Liverpool have not always played in their signature all-red home kit.
In fact, they only started wearing their all-red number since 1964, well after their formation in 1892, when iconic former manager Bill Shankly decided to change their strip in a view to pose as more of a threat to opposition teams.
One of Liverpool’s first-ever strips involved a blue shirt with navy shorts, before it was changed four years later to the red shirt and white socks ensemble that was synonymous in the pre-Shankly years.
“We used to play in white shorts with red stripes, white stockings with red tops and white piping on the jerseys,” Shankly said of the uniform change in 1964.
“But we switched to all red and it was fantastic. The introduction of the all-red strip had a huge psychological effect.”
Shankly made the choice to switch to the all-red on November 24, 1964, the evening before the Reds – as they are now known – were set to face off against Anderlecht in a European Cup second-round first-tie leg at Anfield.
Former player Ian St John said: “Shankly thought the colour scheme would carry psychological impact – red for danger, red for power.
“He came into the dressing room one day and threw a pair of red shorts to Ronnie Yeats. ‘Get into those shorts and let’s see how you look,’ he said. ‘Christ, Ronnie, you look awesome, terrifying. You look 7 feet tall.'”
“We’d just finished training and I was on the way home when Shanks called me back,” recalled then-Liverpool captain Yeats.
“My initial reaction was that I’d done something wrong. Either that or I was getting a pay rise! Anyway, it was neither. ‘I want you to try on this all-red strip,’ he asked. So I went into the dressing room and put it on.”
The switch paid off, with St John netting the opener after just 10 minutes with the game ending in a 3-0 home victory for the Reds.
“I went home that night,” said Yeats, “I said to my wife Ness: ‘You know something… tonight I went out onto Anfield and for the first time there was a glow like a fire was burning.’
“Our game against Anderlecht was a night of milestones. We wore the all-red strip for the first time. Christ, the players looked like giants. And we played like giants.”
From that point onwards, history was made. Shankly was responsible for creating the image of modern-day Liverpool, and enjoyed immense success as manager of the Reds, three League Championships and the European Cup.

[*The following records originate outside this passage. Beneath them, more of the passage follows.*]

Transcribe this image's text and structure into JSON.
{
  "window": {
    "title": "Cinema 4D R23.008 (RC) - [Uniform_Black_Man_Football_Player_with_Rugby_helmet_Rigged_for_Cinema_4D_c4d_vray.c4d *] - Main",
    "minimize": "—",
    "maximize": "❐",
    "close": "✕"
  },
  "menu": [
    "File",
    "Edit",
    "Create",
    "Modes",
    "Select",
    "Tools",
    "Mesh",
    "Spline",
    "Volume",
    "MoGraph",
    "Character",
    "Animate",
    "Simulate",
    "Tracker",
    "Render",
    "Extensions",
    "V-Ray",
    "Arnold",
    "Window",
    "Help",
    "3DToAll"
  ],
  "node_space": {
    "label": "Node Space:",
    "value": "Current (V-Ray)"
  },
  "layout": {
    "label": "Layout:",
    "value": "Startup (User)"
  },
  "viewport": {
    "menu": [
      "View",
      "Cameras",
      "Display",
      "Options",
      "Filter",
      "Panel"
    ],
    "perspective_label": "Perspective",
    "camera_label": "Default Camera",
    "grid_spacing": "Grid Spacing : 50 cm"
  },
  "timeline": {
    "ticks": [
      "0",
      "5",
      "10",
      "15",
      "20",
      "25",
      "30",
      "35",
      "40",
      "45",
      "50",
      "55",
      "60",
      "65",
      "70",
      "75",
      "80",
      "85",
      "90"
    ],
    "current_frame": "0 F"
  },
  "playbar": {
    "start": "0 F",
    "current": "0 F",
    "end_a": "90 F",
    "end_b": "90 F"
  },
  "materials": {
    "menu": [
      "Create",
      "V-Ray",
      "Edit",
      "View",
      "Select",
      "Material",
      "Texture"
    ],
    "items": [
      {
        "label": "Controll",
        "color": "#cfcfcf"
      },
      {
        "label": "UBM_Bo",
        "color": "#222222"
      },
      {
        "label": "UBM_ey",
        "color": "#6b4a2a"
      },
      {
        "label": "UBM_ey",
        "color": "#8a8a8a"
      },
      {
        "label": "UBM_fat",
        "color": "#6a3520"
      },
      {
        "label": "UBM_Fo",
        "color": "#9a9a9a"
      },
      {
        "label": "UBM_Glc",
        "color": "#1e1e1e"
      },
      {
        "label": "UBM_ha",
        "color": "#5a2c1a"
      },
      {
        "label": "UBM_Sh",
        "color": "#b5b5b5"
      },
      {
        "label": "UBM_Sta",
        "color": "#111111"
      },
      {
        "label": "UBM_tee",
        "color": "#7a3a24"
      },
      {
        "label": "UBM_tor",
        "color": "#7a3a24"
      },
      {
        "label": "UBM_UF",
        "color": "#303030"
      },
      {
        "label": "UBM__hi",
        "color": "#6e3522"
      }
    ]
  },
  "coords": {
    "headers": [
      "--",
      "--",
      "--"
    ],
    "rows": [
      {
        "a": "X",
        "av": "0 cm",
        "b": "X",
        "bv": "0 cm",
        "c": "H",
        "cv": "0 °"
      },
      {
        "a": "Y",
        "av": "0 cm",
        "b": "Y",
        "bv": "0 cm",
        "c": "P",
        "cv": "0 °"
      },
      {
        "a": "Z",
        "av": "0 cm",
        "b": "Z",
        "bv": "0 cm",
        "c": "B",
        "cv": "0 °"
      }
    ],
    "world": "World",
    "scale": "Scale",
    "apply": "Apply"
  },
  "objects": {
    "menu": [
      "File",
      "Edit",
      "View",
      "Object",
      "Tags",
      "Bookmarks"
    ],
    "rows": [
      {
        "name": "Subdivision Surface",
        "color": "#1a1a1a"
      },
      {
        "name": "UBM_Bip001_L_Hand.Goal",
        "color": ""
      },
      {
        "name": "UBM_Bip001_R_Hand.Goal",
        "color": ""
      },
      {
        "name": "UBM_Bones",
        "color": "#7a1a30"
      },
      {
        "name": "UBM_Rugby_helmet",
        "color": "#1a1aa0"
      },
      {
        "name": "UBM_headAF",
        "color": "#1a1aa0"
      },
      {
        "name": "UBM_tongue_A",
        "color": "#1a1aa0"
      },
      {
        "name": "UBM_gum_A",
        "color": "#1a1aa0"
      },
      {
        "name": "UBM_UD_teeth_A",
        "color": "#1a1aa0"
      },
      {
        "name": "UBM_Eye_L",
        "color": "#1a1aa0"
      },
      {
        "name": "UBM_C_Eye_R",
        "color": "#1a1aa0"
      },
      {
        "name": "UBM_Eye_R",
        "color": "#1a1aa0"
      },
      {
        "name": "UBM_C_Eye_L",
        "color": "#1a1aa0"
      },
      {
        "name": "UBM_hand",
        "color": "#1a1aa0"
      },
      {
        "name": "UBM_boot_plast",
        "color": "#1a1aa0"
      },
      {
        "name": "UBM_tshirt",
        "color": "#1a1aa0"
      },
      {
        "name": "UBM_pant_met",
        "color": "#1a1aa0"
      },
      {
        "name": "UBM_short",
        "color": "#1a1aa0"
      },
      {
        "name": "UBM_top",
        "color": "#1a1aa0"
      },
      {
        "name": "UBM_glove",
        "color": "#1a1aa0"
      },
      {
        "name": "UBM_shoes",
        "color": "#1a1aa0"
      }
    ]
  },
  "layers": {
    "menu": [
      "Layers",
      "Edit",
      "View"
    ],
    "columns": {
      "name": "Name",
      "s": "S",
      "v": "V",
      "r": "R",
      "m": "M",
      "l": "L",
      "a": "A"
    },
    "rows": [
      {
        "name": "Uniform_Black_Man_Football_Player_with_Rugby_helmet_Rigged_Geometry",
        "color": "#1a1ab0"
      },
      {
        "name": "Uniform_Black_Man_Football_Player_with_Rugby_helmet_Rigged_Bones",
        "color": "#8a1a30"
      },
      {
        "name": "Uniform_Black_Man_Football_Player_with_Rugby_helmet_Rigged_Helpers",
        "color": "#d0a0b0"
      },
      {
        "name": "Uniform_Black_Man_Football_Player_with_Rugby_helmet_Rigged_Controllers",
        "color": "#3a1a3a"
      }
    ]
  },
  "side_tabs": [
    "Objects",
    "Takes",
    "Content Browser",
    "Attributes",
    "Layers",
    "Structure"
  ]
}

He then paved the way for his successors in Bob Paisley and Joe Fagan, who were responsible for some of Liverpool’s most successful, trophy-laden periods.